• **Assignment**:
Search the entries below for "Selection", and copy each line where it appears.

§ §

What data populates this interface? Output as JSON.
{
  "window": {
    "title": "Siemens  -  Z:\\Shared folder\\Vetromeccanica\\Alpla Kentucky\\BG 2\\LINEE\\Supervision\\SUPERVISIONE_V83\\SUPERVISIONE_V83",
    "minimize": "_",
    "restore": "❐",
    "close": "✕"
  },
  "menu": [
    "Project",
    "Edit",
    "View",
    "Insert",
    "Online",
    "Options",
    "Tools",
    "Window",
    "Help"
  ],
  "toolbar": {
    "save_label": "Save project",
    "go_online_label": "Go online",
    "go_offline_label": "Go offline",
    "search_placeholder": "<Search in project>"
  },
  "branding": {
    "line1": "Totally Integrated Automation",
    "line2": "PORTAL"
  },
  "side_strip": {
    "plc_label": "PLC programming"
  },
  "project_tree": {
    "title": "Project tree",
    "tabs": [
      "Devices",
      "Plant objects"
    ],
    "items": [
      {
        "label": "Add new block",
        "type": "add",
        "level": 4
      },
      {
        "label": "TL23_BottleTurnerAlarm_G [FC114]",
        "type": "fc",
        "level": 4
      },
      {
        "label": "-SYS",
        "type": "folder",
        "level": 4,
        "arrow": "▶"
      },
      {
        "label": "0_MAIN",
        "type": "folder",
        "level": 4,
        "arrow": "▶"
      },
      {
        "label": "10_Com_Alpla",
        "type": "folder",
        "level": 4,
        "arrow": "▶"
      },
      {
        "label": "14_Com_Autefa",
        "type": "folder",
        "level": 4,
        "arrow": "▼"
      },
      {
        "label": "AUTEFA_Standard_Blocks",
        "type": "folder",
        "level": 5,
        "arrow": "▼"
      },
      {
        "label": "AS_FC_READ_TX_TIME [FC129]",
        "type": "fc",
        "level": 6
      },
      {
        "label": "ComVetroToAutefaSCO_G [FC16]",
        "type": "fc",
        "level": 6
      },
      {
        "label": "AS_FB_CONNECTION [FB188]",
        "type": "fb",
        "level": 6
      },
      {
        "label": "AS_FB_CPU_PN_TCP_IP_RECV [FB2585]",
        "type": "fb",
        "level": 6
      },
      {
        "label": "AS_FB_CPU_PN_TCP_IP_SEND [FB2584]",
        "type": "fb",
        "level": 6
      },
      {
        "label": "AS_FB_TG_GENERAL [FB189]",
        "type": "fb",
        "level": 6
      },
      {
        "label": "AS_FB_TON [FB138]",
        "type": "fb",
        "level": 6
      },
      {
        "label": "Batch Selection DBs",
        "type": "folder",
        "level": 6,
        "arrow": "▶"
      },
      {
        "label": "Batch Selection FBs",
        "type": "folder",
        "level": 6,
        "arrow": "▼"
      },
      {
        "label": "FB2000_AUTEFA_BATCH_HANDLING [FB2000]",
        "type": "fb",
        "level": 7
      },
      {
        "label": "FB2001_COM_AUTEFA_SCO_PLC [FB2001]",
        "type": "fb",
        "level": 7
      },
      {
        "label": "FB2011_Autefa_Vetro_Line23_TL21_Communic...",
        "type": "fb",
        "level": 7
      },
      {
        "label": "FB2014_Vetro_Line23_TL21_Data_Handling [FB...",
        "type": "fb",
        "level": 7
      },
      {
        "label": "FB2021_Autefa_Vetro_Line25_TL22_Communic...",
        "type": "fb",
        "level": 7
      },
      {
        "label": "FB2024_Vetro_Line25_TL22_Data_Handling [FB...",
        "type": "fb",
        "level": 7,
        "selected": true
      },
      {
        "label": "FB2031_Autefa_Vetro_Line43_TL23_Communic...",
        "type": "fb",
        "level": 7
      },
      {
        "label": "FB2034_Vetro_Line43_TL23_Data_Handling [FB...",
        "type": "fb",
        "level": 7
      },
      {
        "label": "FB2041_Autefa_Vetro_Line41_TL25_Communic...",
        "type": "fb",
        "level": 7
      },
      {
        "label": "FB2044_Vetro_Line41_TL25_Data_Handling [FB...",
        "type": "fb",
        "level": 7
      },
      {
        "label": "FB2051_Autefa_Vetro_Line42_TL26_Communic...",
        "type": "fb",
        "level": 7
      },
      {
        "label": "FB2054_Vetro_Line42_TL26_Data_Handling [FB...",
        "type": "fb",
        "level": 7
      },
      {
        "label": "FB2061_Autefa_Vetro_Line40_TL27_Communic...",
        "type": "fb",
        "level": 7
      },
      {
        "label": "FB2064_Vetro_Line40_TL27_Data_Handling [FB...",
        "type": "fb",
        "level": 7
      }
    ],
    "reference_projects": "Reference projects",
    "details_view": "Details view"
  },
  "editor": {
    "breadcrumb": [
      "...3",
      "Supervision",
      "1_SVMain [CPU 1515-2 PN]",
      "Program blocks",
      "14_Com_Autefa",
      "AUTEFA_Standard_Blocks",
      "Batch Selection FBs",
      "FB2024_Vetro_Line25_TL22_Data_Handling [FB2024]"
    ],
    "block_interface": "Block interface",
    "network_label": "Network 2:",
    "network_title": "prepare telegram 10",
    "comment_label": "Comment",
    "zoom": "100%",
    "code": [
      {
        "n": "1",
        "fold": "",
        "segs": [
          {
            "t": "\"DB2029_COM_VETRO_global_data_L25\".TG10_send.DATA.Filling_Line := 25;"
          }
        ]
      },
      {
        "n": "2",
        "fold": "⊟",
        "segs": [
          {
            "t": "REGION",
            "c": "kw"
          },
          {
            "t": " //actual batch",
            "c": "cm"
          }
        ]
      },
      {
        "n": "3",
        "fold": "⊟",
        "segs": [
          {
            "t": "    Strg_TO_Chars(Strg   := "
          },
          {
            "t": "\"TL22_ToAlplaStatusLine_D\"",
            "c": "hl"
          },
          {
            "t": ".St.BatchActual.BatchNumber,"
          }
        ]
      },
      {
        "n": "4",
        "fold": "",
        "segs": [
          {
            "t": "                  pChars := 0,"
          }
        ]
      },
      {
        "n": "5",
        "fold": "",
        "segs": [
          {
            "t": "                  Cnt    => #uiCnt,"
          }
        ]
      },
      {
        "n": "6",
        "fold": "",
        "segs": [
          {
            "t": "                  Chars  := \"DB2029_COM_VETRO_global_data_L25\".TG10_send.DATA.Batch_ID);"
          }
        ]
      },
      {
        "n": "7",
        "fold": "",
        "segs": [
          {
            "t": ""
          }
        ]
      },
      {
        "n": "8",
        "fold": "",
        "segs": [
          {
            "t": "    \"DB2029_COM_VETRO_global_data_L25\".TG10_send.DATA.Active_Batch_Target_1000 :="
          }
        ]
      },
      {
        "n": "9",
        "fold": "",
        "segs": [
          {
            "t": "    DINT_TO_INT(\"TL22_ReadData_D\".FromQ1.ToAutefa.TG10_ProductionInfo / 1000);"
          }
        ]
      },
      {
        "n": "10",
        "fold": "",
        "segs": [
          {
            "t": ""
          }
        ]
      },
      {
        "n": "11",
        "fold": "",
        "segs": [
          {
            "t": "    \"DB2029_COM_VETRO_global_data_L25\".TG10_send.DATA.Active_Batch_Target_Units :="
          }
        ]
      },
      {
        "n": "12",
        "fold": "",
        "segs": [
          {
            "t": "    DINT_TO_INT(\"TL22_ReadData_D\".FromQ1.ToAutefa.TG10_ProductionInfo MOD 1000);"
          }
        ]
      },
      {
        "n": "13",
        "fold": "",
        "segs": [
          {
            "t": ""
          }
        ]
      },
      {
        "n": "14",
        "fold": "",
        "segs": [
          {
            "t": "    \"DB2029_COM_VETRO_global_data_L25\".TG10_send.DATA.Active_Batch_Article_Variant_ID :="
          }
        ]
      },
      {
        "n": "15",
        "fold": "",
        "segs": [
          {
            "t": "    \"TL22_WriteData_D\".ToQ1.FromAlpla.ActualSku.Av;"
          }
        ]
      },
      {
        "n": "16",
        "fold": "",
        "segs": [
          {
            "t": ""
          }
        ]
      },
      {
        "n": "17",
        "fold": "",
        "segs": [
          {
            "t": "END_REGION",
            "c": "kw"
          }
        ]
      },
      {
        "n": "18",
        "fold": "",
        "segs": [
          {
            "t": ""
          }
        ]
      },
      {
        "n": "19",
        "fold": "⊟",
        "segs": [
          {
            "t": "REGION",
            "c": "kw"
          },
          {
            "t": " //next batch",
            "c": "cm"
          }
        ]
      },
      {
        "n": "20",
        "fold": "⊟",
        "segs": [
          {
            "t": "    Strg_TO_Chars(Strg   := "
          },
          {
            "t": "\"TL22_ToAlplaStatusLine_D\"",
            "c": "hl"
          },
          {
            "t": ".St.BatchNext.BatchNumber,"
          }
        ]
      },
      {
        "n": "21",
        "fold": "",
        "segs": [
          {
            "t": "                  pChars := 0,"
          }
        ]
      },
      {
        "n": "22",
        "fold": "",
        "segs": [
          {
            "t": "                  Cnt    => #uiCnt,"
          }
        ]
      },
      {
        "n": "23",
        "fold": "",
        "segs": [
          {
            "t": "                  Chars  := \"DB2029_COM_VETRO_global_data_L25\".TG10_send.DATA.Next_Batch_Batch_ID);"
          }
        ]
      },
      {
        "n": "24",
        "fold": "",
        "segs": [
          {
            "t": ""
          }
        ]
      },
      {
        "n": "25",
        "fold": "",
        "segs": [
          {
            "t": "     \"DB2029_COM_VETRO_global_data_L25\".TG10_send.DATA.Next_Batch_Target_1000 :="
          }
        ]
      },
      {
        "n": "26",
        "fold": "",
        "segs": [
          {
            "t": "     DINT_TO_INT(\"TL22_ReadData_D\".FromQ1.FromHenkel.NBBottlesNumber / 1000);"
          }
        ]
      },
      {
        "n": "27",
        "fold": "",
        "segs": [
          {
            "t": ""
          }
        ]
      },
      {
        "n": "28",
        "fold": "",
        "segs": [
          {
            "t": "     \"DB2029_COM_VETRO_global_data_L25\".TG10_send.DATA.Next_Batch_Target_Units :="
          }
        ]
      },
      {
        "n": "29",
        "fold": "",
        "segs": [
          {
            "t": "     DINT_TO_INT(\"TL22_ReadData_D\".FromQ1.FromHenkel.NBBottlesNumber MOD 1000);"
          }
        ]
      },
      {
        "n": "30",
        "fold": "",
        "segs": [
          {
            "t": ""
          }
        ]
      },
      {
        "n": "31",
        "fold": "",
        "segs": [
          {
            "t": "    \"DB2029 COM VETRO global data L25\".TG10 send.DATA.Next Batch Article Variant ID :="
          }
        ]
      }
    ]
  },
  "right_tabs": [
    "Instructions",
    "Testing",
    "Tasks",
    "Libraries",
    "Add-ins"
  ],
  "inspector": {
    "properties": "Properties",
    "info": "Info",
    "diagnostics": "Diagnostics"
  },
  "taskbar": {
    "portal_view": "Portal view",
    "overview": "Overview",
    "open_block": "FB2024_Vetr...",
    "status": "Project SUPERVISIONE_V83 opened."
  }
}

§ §

• **Response below**:
        "label": "Batch Selection DBs",
        "label": "Batch Selection FBs",
      "Batch Selection FBs",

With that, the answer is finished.